Part 3 of 3: The Book Did It First
It was a dark April night as the massive ship cut through the cold waters of the North Atlantic. The largest ship ever launched, she was considered unsinkable because of her massive size and modern construction. Over eight hundred feet long, she was attempting to set a speed record by running at well over twenty knots, despite the weather and the presence of icebergs in the area. The passengers, largely ignorant of the dangers, enjoyed the luxury of the liner and listened to the ship's orchestra as they walked the decks and met in one of the many dining salons of the ship.
When the lookout reported an iceberg ahead, the giant vessel attempted to steer to safety, but nevertheless struck the iceberg on her starboard side and foundered just 200 nautical miles off the coast of Newfoundland.
Despite her watertight doors, the ship sank rapidly. Considered unnecessary on an "unsinkable" ship, Titan had fewer than half the lifeboats necessary to save the maximum capacity of 3000 people the ship could carry. That freezing April night, as the ship rapidly sank beneath the waves, so few lifeboats could be launched that though there were only over two thousand passengers and crew aboard, over half of them drowned.
The few that managed to secure safety in the boats remembered silently watching as the triple screws of the massive ship disappeared into the sea, leaving hundreds of bodies and random wreckage floating where the most luxurious passenger ship--a luxury for even the richest people in the world--had once floated.
So sank the ill-fated Titan.
No, I don't mean the Titanic (though everything I have written above would be equally accurate if I were writing about the White Star ship). The Titan is a fictional ship from the novel The Wreck of the Titan, Or Futility , by Morgan Robertson. His book was published in 1898--a full fourteen years before the tragedy of the Titanic.
The chapters dealing with the sinking of the ship sound eerily similar to what we all know about the real tragedy. Consider this paragraph from the second page of the original edition:
Unsinkable - indestructible, she carried as few boats as would satisfy the laws. These, twenty-four in number, were securely covered and lashed down to their chocks on the upper deck, and if launched would hold five hundred people. She carried no useless, cumbersome life-rafts; but - because the law required it - each of the three thousand berths in the passengers', officers', and crew's quarters contained a cork jacket, while about twenty circular life-buoys were strewn along the rails.
Morgan Robertson was a writer of short stories and novels that were frequently based on his years at sea. The son of a sea captain, Robertson started his naval career as a cabin boy and eventually rose to the rank of First Mate. Though a prolific author, his writing was not financially successful.
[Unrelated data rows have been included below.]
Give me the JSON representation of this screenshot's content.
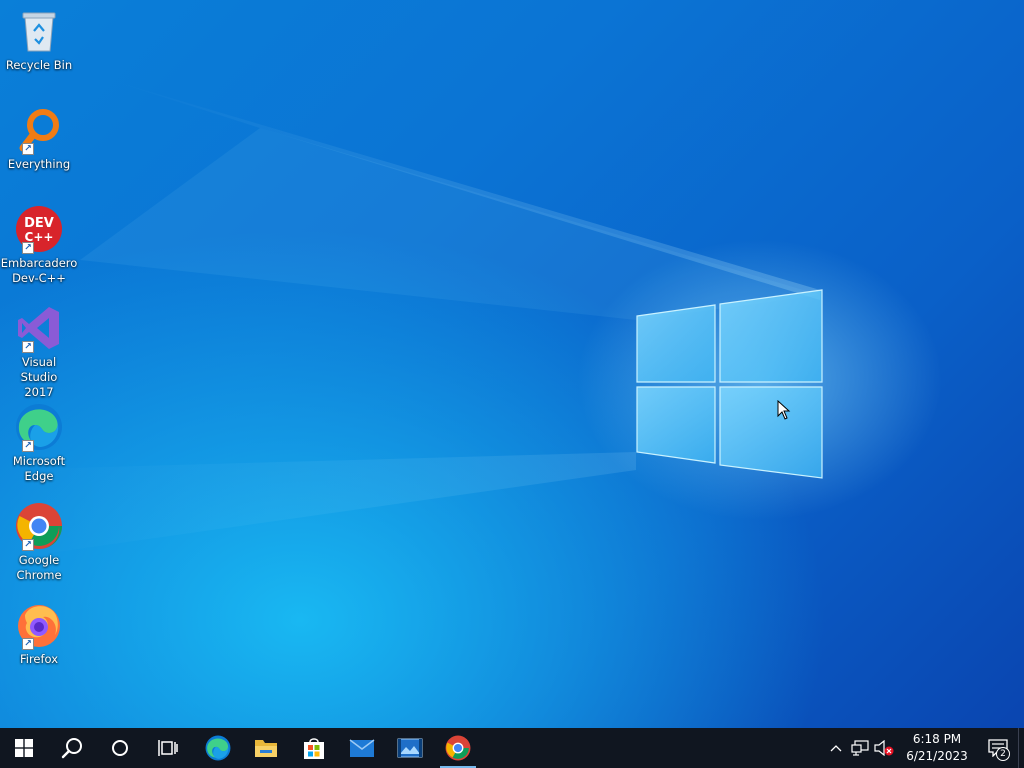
{
  "desktop": {
    "icons": [
      {
        "label": "Recycle Bin",
        "icon": "recycle-bin-icon"
      },
      {
        "label": "Everything",
        "icon": "everything-search-icon"
      },
      {
        "label": "Embarcadero\nDev-C++",
        "icon": "dev-cpp-icon"
      },
      {
        "label": "Visual Studio\n2017",
        "icon": "visual-studio-icon"
      },
      {
        "label": "Microsoft\nEdge",
        "icon": "edge-icon"
      },
      {
        "label": "Google\nChrome",
        "icon": "chrome-icon"
      },
      {
        "label": "Firefox",
        "icon": "firefox-icon"
      }
    ],
    "devcpp_badge": {
      "line1": "DEV",
      "line2": "C++"
    }
  },
  "taskbar": {
    "pinned": [
      "start-icon",
      "search-icon",
      "cortana-icon",
      "task-view-icon",
      "edge-icon",
      "file-explorer-icon",
      "store-icon",
      "mail-icon",
      "photos-icon",
      "chrome-icon"
    ],
    "tray_icons": [
      "chevron-up-icon",
      "network-icon",
      "volume-muted-icon"
    ],
    "clock": {
      "time": "6:18 PM",
      "date": "6/21/2023"
    },
    "notification_count": "2"
  },
  "colors": {
    "taskbar": "#101620",
    "accent": "#76b9ed",
    "wallpaper_blue": "#0a74d4"
  }
}
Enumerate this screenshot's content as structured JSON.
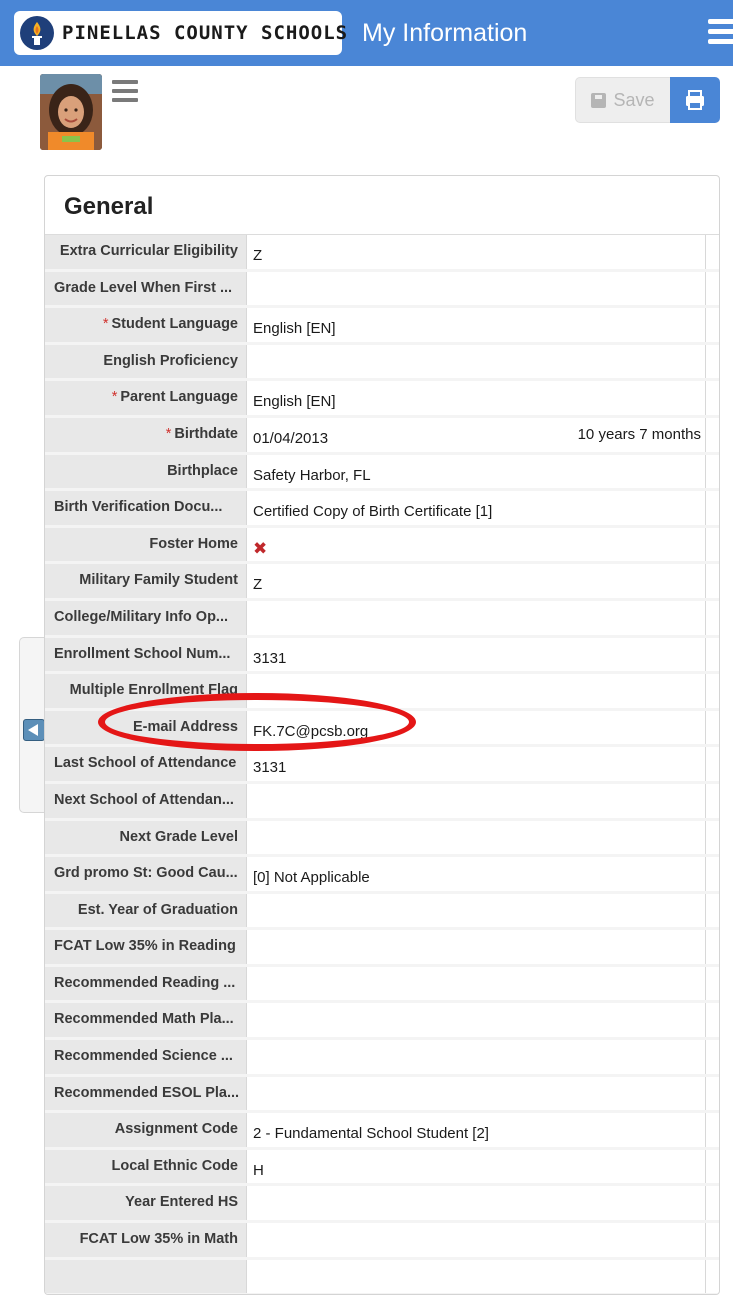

Published as a serialized short story, Futility did not enjoy much success when originally published. Shortly after the sinking of the Titanic, Robertson released the work as part of a book. Not content with the startling similarities already in the book, the second edition increased the fictional ship's tonnage to more closely match that of the Titanic and, since the original story was rather brief for a novel, Robertson added three more stories to the book, one of which was Beyond the Spectrum.
The existence of Futility is not exactly a secret. Whether the story is prophesy or a massive coincidence, the story of the Titan has become something of an inside joke among Titanic enthusiasts. Walter Lord mentioned it in the forward of his great book, A Night to Remember, it was mentioned in an episode of Dr. Who, and it has shown up in countless comic books, video games, and movies.
For some reason, Beyond the Spectrum has been almost completely forgotten. The 1914 story deals with a future war between the United States and Japan. Plotting to replace America's economic position in the Pacific, Japan attacks naval ships protecting our military bases in the Philippines and Hawaii. However, before Japan can land an invasion force at San Francisco, the American hero uses a secret weapon that utilizes bright light and intense heat to both blind and burn the invading army.
Well, no wonder you have never heard of that story! Nobody would ever believe that crap!